Effective date (Start): February 01, 2007
Effective date (End): May 31, 2007
Field of knowledge:Health Sciences - Dentistry - Periodontology
Principal Investigator:Luis Carlos Spolidorio
Grantee:Luis Carlos Spolidorio
Host: John Lawrence Wallace
Home Institution: Faculdade de Odontologia (FOAr). Universidade Estadual Paulista (UNESP). Campus de Araraquara. Araraquara , SP, Brazil
Local de pesquisa : University of Calgary, Canada  

Abstract

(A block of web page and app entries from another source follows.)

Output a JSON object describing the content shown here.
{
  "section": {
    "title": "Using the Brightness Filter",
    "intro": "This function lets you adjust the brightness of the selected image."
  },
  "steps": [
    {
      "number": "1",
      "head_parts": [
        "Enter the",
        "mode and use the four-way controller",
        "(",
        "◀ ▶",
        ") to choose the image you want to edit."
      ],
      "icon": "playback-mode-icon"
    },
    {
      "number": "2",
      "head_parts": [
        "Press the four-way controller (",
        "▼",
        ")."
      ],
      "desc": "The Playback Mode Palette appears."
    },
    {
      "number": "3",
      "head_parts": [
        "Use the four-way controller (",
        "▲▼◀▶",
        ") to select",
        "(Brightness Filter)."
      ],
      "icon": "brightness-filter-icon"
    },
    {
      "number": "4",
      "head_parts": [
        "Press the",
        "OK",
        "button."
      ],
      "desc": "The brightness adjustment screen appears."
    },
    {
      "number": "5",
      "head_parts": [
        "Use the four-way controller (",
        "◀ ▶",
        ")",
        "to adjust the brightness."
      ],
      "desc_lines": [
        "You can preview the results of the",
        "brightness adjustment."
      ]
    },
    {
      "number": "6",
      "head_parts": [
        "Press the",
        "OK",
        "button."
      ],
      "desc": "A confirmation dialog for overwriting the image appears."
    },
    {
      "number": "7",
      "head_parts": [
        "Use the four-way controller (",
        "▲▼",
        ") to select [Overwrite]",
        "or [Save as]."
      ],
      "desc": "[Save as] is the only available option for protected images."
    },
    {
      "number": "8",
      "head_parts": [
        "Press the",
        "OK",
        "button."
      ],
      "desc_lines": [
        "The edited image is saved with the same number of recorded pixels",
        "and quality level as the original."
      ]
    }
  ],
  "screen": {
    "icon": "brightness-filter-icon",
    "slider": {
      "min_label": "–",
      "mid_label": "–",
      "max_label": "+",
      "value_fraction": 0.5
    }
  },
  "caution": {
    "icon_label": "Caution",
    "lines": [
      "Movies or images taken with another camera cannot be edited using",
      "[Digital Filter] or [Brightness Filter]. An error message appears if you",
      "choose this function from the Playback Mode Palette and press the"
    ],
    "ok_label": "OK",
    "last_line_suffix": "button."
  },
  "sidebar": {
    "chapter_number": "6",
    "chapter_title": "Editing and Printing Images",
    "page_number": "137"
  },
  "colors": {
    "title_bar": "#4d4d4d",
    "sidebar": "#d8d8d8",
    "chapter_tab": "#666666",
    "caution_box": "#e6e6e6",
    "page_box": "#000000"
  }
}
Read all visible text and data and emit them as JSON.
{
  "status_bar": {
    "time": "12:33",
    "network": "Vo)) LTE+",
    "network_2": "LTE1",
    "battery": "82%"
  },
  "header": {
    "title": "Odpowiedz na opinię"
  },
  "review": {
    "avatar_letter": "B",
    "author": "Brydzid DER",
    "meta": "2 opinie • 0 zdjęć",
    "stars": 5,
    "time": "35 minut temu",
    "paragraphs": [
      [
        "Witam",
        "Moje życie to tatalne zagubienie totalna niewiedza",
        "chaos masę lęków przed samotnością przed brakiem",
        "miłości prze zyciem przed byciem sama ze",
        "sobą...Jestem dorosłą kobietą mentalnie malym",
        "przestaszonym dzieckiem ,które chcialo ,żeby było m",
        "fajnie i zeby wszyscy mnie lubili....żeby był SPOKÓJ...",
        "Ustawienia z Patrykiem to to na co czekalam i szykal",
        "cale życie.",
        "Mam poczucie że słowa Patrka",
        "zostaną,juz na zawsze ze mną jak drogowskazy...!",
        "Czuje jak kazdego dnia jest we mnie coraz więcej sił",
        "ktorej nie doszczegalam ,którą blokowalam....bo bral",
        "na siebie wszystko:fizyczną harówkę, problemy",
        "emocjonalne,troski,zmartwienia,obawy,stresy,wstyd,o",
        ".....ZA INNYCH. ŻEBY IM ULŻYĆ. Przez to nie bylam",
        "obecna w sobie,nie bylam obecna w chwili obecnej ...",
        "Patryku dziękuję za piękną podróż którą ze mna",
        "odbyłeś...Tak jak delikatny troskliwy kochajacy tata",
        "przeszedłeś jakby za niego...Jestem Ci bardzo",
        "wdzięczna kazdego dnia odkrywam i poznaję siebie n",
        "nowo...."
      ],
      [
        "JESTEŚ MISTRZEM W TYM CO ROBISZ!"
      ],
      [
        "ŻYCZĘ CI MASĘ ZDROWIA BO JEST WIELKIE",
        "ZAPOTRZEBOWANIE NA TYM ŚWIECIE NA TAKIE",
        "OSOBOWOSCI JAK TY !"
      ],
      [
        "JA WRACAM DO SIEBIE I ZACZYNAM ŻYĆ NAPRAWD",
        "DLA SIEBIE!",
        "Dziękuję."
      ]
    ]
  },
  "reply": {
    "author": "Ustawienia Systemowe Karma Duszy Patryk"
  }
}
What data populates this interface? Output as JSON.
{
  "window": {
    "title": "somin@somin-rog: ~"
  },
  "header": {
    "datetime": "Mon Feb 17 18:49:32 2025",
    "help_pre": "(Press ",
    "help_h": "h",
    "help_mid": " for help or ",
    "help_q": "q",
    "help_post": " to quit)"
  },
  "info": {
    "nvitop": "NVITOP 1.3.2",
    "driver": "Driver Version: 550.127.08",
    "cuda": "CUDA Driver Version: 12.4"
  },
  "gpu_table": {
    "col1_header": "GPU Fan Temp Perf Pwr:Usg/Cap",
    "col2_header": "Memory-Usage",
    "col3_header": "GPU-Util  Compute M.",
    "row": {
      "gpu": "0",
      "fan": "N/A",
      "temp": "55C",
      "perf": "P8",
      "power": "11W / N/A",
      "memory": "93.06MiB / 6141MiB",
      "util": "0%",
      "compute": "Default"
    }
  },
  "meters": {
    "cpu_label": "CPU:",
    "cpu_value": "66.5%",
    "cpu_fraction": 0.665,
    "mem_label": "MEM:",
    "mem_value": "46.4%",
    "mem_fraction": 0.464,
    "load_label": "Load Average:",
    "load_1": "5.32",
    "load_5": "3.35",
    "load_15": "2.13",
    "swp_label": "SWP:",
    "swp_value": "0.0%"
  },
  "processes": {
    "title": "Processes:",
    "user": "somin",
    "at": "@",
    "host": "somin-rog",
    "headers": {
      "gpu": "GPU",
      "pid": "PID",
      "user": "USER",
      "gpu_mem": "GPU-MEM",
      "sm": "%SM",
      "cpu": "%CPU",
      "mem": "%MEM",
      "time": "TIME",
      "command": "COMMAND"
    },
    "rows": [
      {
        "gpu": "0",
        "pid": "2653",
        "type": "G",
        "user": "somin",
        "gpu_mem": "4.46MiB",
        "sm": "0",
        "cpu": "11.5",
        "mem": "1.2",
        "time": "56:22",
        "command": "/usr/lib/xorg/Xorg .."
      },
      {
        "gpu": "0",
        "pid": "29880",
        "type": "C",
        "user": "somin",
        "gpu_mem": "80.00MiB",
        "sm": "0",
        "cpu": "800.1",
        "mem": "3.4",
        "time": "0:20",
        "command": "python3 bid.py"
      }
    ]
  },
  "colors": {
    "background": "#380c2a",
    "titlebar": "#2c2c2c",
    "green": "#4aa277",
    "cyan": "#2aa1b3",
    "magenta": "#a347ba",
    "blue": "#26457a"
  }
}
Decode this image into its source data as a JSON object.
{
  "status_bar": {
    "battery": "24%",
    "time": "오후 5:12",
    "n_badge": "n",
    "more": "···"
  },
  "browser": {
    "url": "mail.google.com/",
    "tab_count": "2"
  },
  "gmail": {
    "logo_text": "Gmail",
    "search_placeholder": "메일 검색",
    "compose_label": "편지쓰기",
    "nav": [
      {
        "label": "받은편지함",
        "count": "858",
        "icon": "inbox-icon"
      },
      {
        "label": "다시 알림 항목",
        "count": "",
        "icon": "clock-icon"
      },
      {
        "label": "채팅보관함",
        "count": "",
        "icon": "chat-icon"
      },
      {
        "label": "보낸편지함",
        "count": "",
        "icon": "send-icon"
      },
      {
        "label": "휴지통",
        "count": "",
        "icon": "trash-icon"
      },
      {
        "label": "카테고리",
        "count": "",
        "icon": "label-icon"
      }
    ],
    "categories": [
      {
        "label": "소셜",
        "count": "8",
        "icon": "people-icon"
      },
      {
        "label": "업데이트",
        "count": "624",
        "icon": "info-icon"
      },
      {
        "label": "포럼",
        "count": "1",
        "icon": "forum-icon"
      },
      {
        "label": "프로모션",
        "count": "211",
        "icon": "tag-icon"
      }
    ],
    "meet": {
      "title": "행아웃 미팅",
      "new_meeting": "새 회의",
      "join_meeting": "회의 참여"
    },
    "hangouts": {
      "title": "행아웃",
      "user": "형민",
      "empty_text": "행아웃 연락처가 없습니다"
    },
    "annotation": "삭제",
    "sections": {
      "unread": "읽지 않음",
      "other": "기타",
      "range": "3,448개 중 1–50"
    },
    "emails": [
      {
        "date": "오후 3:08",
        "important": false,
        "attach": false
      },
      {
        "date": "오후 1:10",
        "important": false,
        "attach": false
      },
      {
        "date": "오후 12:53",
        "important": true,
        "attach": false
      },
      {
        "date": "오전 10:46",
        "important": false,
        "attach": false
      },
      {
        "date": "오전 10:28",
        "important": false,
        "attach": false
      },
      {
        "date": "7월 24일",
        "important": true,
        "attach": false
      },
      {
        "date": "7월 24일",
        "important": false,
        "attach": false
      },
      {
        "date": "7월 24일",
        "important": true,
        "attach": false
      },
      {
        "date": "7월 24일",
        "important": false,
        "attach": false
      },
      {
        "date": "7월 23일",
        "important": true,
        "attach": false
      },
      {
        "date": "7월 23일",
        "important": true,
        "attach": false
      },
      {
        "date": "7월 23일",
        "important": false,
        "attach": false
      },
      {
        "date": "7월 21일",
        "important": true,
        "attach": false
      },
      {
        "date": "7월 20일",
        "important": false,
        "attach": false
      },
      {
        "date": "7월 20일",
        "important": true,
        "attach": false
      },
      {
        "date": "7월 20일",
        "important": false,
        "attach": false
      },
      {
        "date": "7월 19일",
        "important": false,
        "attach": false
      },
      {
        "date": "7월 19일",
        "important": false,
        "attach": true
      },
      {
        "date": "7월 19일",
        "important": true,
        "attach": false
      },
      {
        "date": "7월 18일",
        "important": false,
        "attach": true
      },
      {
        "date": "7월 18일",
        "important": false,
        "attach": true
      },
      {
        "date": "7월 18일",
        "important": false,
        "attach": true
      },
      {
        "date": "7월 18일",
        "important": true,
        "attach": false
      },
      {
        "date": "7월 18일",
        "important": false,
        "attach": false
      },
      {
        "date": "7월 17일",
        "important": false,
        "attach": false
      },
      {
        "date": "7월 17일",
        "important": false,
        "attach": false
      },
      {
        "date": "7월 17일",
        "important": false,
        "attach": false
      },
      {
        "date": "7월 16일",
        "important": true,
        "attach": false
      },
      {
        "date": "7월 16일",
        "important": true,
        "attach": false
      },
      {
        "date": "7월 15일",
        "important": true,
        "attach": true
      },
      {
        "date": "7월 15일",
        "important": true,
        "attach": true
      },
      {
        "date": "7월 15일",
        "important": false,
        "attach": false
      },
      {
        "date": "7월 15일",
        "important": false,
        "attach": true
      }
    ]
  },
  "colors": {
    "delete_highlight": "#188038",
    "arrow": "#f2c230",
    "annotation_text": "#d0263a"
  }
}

Periodontitis and gingivitis are characterized by increased levels of both host and bacterial proteolytic enzymes A diverse range of endogenous chemical mediators orchestrates the host response and controls the inflammatory response. The coagulation cascade is intimately related to inflammation. The coagulation cascade is divided in two ways that converge, culminating in the activation of thrombin and the formation of the fibrin. Classically, thrombin generation is triggered when disruption of vascular integrity allows plasma coagulation factors to contact extravascular tissue factor. Thus, the coagulation cascade provides a mechanism for converting mechanical information in the form of tissue damage and/or vascular leakage into biochemical information in the form of the active protease thrombin. Tissue factor is expressed at low levels on circulating monocytes and leukocyte-derived microparticles. These sources of intravascular tissue factor can be tethered to activated platelets and endothelial cells and concentrated in this way at sites of injury or inflammation. Thrombin regulates platelet aggregation and activation, endothelial cell activation and other important vascular responses, including angiogenesis. A variety of bioactive substances, including growth factors and chemokines, are stored in platelets and released during activation, e.g. VEGF and endostatin, both of which have significant importance in the regulation of angiogenesis. Angiogenesis occurs under physiological and pathological conditions, and contributes to the degree of the inflammation as a result of the ability of new blood vessels to transport proinflammatory cells to the lesion and supply oxygen and nutrients to the inflammad tissue. Angiogenesis is an integral component of the pathogensesis of various disorders such as rheumatoid arthritis, diabetic retinopathy, psoriasis, age-related macular degeneration tumours and periodontitis. Activation of platelets by thrombin is mediated at least in part through cleavage of proteinase-activated receptors (PARs). PARs are G-protein-coupled receptors that use a fascinating mechanism to convert an extracellular proteolytic cleavage event into a transmembrane signal: these receptors carry their own ligands, which are inactive until being until unmasked by proteolytic cleavage. Four distinct PARs have been identified. PAR1 and PAR4 act as receptors for thrombin. Human platelets express PAR1 and PAR4, and activation of either is sufficient to trigger platelet aggregation and secretion. Suggested that endostatin, a potent inhibitor of angiogenesis, is contained within rats platelets and released in response to thrombin via PAR4 in an aggregation-independent manner. This groupfurther demonstrated in rats that pharmacological manipulation of platelet and/or serum levels of VEGF and endostatin resulted in profound effects on healing of gastric ulcers. Suggested that human platelets contain endostatin, and that its release can be triggered by activation of PAR4 but not PAR1. PAR1 activation led to suppression of endostatin release but also to stimulation of the release of a proangiogenic substance, VEGF. PAR4 activation, in contrast, stimulated endostatin release and suppresses release of VEGF. Thus, PAR1 and PAR4 appear to act in a counter-regulatory manner to modulate release of factors regulating angiogenesis. Thereafter, several studies have demonstrated that systemic administration of recombinant endostatin , produced and delivered by varying means, efficiently blocks angiogenesis. VEGF is an endothelial-specific growth factor that potently increases microvascular permeability; stimulates endothelial cell proliferation; induces proteolytic enzyme expression; and the migration of endothelial cell, monocytes, and osteoblasts, all of which are essencial for angiogenesis. An imbalance in the production of antiangiogenic versus proangiogenic factors could result in impaired angiogenesis and wound healing. (AU)